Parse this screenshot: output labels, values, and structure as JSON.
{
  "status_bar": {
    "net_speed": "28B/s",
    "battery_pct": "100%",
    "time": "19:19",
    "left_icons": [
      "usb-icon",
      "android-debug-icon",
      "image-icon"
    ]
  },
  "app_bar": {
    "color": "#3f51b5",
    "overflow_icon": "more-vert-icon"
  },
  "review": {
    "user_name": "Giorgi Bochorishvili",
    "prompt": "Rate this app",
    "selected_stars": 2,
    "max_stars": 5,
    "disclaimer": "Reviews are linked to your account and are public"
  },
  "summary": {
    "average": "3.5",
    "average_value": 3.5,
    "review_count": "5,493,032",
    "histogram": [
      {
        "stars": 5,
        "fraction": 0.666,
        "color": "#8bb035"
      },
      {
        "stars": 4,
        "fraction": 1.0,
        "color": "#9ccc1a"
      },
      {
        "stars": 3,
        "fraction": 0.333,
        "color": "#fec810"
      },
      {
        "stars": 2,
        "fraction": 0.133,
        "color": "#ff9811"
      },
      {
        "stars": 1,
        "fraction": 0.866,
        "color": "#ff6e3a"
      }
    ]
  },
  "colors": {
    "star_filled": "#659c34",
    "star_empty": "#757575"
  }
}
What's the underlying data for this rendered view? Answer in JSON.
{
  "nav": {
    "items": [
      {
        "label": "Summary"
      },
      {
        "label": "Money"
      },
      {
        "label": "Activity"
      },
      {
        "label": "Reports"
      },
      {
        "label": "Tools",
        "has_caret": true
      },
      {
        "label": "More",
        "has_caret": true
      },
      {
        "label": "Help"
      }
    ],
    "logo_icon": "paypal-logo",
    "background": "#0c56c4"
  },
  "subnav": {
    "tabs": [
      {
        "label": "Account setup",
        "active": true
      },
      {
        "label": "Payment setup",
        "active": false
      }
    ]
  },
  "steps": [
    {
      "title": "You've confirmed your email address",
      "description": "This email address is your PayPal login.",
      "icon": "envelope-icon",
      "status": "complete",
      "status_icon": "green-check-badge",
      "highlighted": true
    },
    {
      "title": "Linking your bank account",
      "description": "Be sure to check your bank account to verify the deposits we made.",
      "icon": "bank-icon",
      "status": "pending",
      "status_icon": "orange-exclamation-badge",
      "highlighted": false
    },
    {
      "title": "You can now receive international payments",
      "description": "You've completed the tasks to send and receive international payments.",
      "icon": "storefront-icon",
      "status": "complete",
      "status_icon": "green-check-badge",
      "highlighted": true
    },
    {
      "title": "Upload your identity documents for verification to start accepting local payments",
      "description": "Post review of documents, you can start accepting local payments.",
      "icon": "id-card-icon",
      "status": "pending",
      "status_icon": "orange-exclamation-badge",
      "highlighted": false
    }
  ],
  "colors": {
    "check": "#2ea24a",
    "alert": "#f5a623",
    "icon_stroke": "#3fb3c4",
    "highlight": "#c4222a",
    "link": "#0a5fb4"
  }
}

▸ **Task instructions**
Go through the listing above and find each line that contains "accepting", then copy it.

▸ **Result for this task**
      "title": "Upload your identity documents for verification to start accepting local payments",
      "description": "Post review of documents, you can start accepting local payments.",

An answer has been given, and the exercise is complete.